NHL Notes: Penguins sign defenseman Brian Dumoulin to 6-year contract

PITTSBURGH -- Pittsburgh Penguins defenseman Brian Dumoulin has turned his steady play for the Stanley Cup champions into a new contract.

Dumoulin and the team agreed to a six-year deal on Monday that will run through the 2022-23 season and will pay him an average of $4.1 million per year.

The 25-year-old Dumoulin had three goals and 11 assists during Pittsburgh's run to the Cup this spring and hasn't missed a playoff game during the team's sprint to back-to-back titles.

Dumoulin averaged a team-high 21:59 of ice time this postseason, and his plus-9 rating was best among Penguins defensemen. Dumoulin was forced to take on a larger roll this spring after injuries forced Kris Letang to miss the playoffs.

Predators: Watson signs 3-year, $3.3 million deal
NASHVILLE, Tenn. -- The Nashville Predators have signed forward Austin Watson to a three-year $3.3 million deal keeping him under contract through 2019-20.

The Predators announced the deal Monday.

Watson will earn $1 million this season, $1.1 million in 2018-19 and $1.2 million in the third year.

The 25-year-old forward is coming off his best season yet with Nashville. The 6-foot-4, 204-pound Watson had a career high with five goals and seven assists in 77 games this past season. Watson scored four goals and had nine points in 22 playoff games helping Nashville reach the Stanley Cup Final.

The 18th pick overall in the 2010 draft, Watson had three goals and 10 points in 57 games during the 2015-16 season.

Now, center Ryan Johansen is Nashville's lone restricted free agent awaiting a new deal.

Sabres: Okposo says he’s healthy after concussion
BUFFALO, N.Y. -- Sabres winger Kyle Okposo said he is fully healthy after a concussion led to sleeping trouble, significant weight loss and a trip to intensive care last March.

Okposo missed the final few weeks of Buffalo's season with a previously undisclosed illness. In a letter posted on the team's website Monday, Okposo said a routine hit in practice caused his mood to change and other problems that required hospitalization.

The 29-year-old said he lost his appetite, had a negative reaction to sleep medications and that at one point he weighed less than 200 pounds. He spent time in the Neuro Surgical ICU at Buffalo General Hospital to be stabilized. Okposo's playing weight is listed at 218 pounds.

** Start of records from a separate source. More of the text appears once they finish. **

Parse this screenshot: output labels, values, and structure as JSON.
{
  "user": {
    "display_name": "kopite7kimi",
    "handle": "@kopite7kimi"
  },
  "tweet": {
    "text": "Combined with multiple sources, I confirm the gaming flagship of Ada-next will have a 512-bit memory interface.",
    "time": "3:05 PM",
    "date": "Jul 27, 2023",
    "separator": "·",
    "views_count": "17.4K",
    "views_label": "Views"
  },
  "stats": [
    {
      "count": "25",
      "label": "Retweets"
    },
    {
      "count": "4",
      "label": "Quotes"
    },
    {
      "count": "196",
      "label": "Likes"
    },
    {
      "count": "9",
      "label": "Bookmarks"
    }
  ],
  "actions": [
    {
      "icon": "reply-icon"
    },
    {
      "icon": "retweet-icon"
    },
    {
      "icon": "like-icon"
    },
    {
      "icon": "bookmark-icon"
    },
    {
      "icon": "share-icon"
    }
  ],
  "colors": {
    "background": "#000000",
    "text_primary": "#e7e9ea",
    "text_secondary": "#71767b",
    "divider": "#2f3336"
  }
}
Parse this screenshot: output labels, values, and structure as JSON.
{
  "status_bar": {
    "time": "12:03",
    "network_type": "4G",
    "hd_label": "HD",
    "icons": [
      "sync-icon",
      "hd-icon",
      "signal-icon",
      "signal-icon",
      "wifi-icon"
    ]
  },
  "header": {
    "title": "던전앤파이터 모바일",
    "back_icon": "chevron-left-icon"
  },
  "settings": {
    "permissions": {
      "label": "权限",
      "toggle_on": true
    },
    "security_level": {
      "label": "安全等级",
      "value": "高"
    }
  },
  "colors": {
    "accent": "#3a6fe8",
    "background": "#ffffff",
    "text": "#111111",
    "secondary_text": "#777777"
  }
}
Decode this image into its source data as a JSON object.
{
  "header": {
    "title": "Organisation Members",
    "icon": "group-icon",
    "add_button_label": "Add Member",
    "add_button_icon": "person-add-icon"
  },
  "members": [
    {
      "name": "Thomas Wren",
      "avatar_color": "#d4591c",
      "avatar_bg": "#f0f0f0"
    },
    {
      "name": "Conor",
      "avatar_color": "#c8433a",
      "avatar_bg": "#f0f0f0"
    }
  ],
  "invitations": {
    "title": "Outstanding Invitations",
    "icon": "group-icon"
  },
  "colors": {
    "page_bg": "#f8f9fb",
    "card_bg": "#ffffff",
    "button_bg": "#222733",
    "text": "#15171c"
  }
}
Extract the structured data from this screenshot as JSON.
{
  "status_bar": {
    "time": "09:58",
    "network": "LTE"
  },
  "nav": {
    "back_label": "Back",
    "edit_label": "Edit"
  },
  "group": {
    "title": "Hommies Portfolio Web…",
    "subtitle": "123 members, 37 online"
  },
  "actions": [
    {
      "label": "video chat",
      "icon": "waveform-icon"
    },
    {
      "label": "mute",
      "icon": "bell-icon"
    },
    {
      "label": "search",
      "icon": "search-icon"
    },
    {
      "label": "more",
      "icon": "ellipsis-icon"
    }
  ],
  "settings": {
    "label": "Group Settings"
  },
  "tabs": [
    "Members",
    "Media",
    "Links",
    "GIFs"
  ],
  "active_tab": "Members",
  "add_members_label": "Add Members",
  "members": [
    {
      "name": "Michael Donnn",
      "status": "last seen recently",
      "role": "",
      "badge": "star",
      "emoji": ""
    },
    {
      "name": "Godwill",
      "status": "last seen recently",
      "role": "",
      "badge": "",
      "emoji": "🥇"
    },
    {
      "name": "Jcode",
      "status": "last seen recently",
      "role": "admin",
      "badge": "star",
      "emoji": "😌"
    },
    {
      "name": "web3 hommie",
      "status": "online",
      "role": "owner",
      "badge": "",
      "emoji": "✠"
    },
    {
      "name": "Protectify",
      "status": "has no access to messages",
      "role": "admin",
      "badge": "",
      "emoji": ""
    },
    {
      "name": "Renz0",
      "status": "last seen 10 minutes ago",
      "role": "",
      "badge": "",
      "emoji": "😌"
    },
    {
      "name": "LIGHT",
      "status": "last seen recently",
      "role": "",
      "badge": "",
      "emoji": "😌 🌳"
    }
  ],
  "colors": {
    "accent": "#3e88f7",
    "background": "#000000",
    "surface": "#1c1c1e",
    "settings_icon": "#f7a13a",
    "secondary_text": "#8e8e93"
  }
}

Okposo played in a 4-on-4 summer league game in Minnesota with other NHL players last week and reported feeling great. New general manager Jason Botterill said Okposo was on track to be ready for training camp.

"I've worked with a lot of different people -- concussion experts and people who have dealt with concussions themselves -- and I feel confident in the fact that I can play hockey again," Okposo said in the letter. "In fact, I know I can play again. I know I can play and not worry about hitting my head, which is a major hurdle for someone who's dealt with this. If I didn't feel 100 percent right now, that probably wouldn't be the case."

Okposo's last NHL game was March 27 against Florida. He had 19 goals and 26 assists for 45 points in 65 games during his first season with Buffalo. He signed a $42 million, seven-year contract with the Sabres last summer.

NHL: Gamble to get back Hall of Fame ring
PITTSFORD, N.Y. -- A scuba-diving treasure hunter who found an American Hockey League Hall of Fame ring in one of New York's Finger Lakes is returning it to its owner.

Gary Gavurnik, of Auburn, New York, plans to return the prized ring to former AHL star Dick Gamble on Monday. Gavurnik found it with a metal detector in Canandaigua Lake over the Fourth of July weekend.

The 88-year-old Canadian-born Gamble starred for the AHL's Rochester Americans and retired early in the 1969-70 season. He was inducted into the AHL Hall of Fame in 2007.

Instead of wearing the ring, though, he gave it to his son, Craig, who wore it every day for seven years before losing it in the lake. He never told his dad and ordered a replacement.